Let’s be honest, we all like the idea of living in a home with luxuriously high ceilings and plenty of windows to let plenty of natural light in. This creates the illusion of having more open space, giving the house a natural feel to it. However, if you live in such a house, aesthetics aside, you likely have to put a lot of effort into maintaining a temperate environment in your living spaces. This is all fine and well during the summer months where heat rises through the high ceilings and is absorbed through the windows to cool down living spaces; but how easy is it to manage a comfortable environment in the winter months when the last thing you want is to have heat escape from your home?
At the core of understanding how the design of your ceiling can affect the temperature of your home, is the concept of radiant temperature. This is heat supplied from radiant sources such as the sun, fires and even human bodies. It is this type of heat that keeps us warm-blooded mammals the most comfortable; but it is also this type of heat which is absorbed through open air and windows. With this in mind, you can already start figuring out how the relationship between high ceilings, large windows and radiant heat all conspire to create certain levels of comfort (or rather a lack thereof during the winter months) in your home.
The Trouble with High Ceilings
Yes, high ceilings do add a certain aesthetic element to the design of your home; and perhaps more importantly, contribute to cooling your home during the hot months of the year. However, when it comes to retaining heat, they do very little, and this is the case for a number of reasons. The first reason concerns simple physics. Hot air, as we all learned in primary school science classes, rises. In homes with high ceilings, this can make it next to impossible to create a situation where heat amounts in the lower sections of the home. Generally, any heat present in a home with high ceilings will likely stay near the top, leaving the lower pockets of air frigid. The second reason for this, is that high ceilings generally leave no space for internal insulation, which is a crucial solution for retaining heat to maintain temperate indoor conditions. Generally, cladding would be put behind ceiling tiles in the space between the ceiling and the roof; with high, cathedral-style ceilings, this isn’t always an option.
Prepare for Winter

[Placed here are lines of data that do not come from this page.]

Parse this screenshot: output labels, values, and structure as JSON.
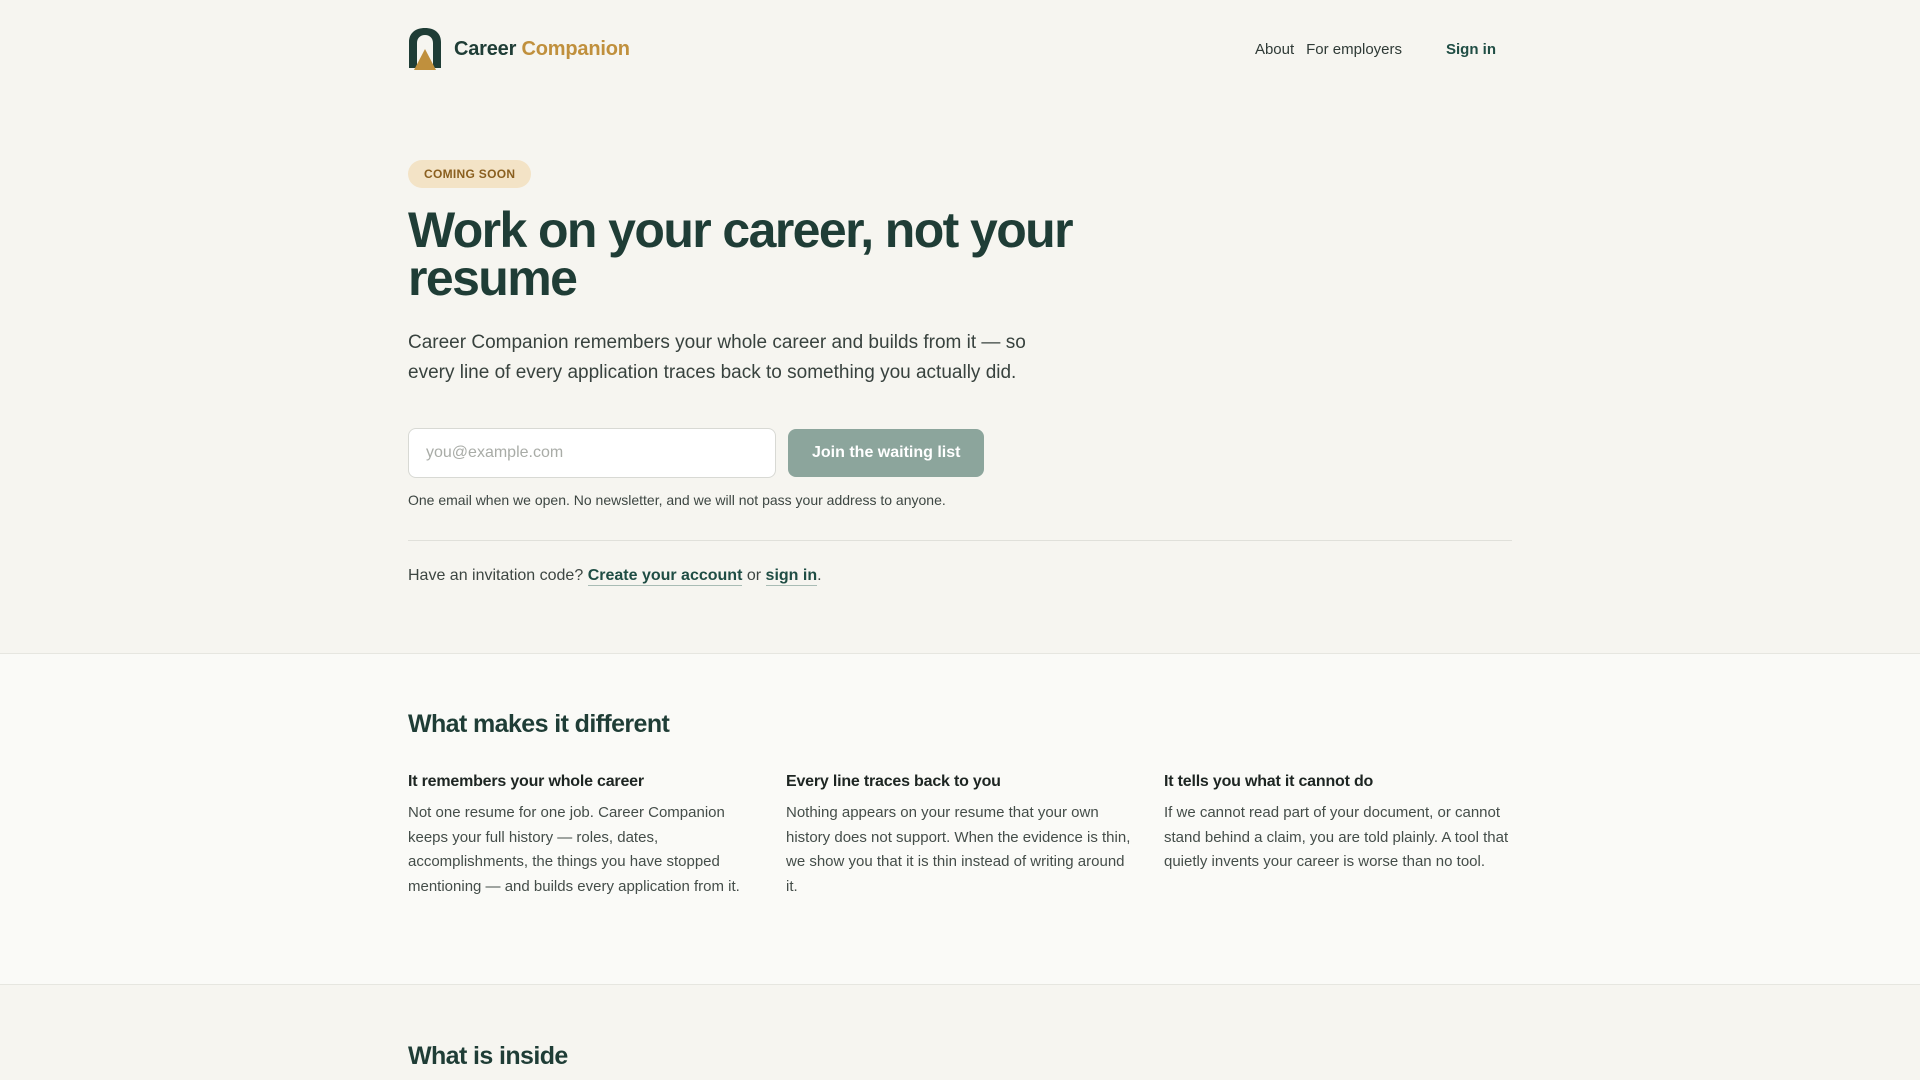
{
  "header": {
    "brand_word1": "Career",
    "brand_word2": "Companion",
    "nav": {
      "about": "About",
      "employers": "For employers",
      "sign_in": "Sign in"
    }
  },
  "hero": {
    "badge": "COMING SOON",
    "title": "Work on your career, not your resume",
    "subtitle": "Career Companion remembers your whole career and builds from it — so every line of every application traces back to something you actually did.",
    "email_placeholder": "you@example.com",
    "email_value": "",
    "join_label": "Join the waiting list",
    "fine_print": "One email when we open. No newsletter, and we will not pass your address to anyone.",
    "invite_prefix": "Have an invitation code?",
    "invite_create": "Create your account",
    "invite_or": "or",
    "invite_signin": "sign in",
    "invite_suffix": "."
  },
  "different": {
    "title": "What makes it different",
    "features": [
      {
        "title": "It remembers your whole career",
        "text": "Not one resume for one job. Career Companion keeps your full history — roles, dates, accomplishments, the things you have stopped mentioning — and builds every application from it."
      },
      {
        "title": "Every line traces back to you",
        "text": "Nothing appears on your resume that your own history does not support. When the evidence is thin, we show you that it is thin instead of writing around it."
      },
      {
        "title": "It tells you what it cannot do",
        "text": "If we cannot read part of your document, or cannot stand behind a claim, you are told plainly. A tool that quietly invents your career is worse than no tool."
      }
    ]
  },
  "inside": {
    "title": "What is inside"
  },
  "colors": {
    "page_bg": "#f6f5f0",
    "brand_green": "#1f3d36",
    "brand_gold": "#c0903d",
    "button_bg": "#8ca59c",
    "badge_bg": "#f3e3c6",
    "badge_text": "#8a5f1f"
  },
  "icons": {
    "logo": "career-companion-logo-icon"
  }
}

If you are in the process of designing a home, then you should realise that we are, as is the case each year, in for another brutal winter. Prepare yourself now by designing it with a ceiling provided by Supertec Ceilings. Contact one of our representatives to find out more about our services, or visit our website for further details.